An inspection of the New Testament, moreover, shows that the apologetic approach to the Resurrection came first; the early believers proclaimed the fact of it before they reflected on its soteriological meaning. In the earliest Christian preaching, the Resurrection was emphasized as probative before it was pondered as redemptive.
St. Peter’s first sermon demonstrates this point. With respect to the Resurrection, Peter stressed two points: the historical fact that God raised Jesus from the dead and the fulfillment of biblical prophecy by that fact (Acts 2:24-31). In that sermon the apostle said not a word about the redemptive meaning of the Resurrection. He concentrated entirely on the historical fact itself, “of which,” he said, “we are all witnesses” (2:32).
The apostolic writings likewise record that the Resurrection was the point at which the first enemies of the Gospel directed their attack. In order to explain Jesus’ empty tomb, those responsible for His murder “gave a large sum of money to the soldiers,” bribing them to claim that Jesus’ disciples came, while the guard was sleeping, to take away His corpse. This explanation of the empty tomb, Matthew wrote, “is commonly reported among the Jews until this day” (Matthew 28:12-15).
Early Christian apologists recognized, of course, that the empty tomb itself proved nothing. So much was this the case that the first Christian to find the tomb empty presumed, not that Jesus had risen, but that His body had been stolen (John 20:1-2,13-15). Common sense testifies that this was a normal assessment; if we find a grave empty, it is not our first thought that the dead person arose. We suppose, rather, that someone took away the body. Hence, Jesus’ empty tomb by itself had no probative value, which is why it receives relatively little attention in the New Testament.
Alas, there are modern critics that draw a completely skewed inference from the New Testament’s comparative lack of interest in the empty tomb. The empty tomb is not emphasized, these critics claim, because it was not important to the early Christians. Nor, they often enough go on to assert, should the empty tomb be important for us. It is not uncommon for such critics to avow, in fact, that the “essence” of the Christian faith is quite compatible with the tomb’s not being empty!
It should be obvious that suggestions like this are incompatible with the proclamation of the apostles. In fact, these assertions are a kind of delirium. Even the earliest enemies of the Gospel did not dispute that the tomb was empty. If the New Testament lays no special stress on the empty tomb, therefore, the reason must be sought elsewhere. And the reason surely has to do with the fact that an empty tomb doesn’t prove anything to anybody. It not only has no theological significance; it also has no apologetic weight. It doesn’t explain anything. On the contrary, it must be explained.
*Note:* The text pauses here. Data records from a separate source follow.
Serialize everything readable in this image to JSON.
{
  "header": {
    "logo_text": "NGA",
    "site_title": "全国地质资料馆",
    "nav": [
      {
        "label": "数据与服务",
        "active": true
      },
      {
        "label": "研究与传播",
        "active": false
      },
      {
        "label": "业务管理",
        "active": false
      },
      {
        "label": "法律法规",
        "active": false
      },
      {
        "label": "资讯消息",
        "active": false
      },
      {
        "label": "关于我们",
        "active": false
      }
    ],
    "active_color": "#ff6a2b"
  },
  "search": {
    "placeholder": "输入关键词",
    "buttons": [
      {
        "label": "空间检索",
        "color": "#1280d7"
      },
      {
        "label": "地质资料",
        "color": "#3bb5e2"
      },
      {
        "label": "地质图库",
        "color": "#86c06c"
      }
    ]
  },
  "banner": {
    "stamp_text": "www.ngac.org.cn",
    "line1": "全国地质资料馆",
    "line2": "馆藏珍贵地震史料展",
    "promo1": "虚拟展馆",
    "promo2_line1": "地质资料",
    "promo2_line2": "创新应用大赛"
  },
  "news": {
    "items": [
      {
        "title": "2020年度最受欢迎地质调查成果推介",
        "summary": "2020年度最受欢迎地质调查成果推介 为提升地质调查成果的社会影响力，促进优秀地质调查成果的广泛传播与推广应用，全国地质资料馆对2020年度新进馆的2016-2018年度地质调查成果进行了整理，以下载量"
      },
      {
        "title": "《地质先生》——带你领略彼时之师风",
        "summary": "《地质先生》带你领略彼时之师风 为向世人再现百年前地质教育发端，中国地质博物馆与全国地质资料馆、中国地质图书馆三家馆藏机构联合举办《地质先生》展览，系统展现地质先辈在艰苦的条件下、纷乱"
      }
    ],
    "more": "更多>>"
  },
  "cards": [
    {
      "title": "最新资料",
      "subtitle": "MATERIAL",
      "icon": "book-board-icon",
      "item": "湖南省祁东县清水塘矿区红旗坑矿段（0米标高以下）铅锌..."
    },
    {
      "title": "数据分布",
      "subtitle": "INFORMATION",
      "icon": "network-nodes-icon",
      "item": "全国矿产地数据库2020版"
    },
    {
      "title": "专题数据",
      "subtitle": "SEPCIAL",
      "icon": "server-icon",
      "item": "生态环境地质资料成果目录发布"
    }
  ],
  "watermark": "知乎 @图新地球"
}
The correct explanation for Jesus’ empty tomb came through the physical experience of those who testified that Jesus, risen from the dead, had been seen (1 Corinthians 15:4-8; Mark 1:9,14) and touched (Matthew 1:9; Luke 24:39; John 20:27) by them. Far from being hallucinations brought on by wishful thinking, these physical manifestations of Jesus went directly contrary to the common-sense expectations of those who saw Him. The most important thing to observe about that evidence is that it was conveyed to–indeed, it overwhelmingly forced itself upon–those deeply reluctant to believe it. To a man, the first witnesses of the risen Jesus were at first skeptical of their experience. They could be convinced only when the risen Jesus “presented Himself alive after His suffering by many infallible proofs” (Acts 1:3). They came to believe in the Resurrection, only when the undeniable evidence coerced their assent.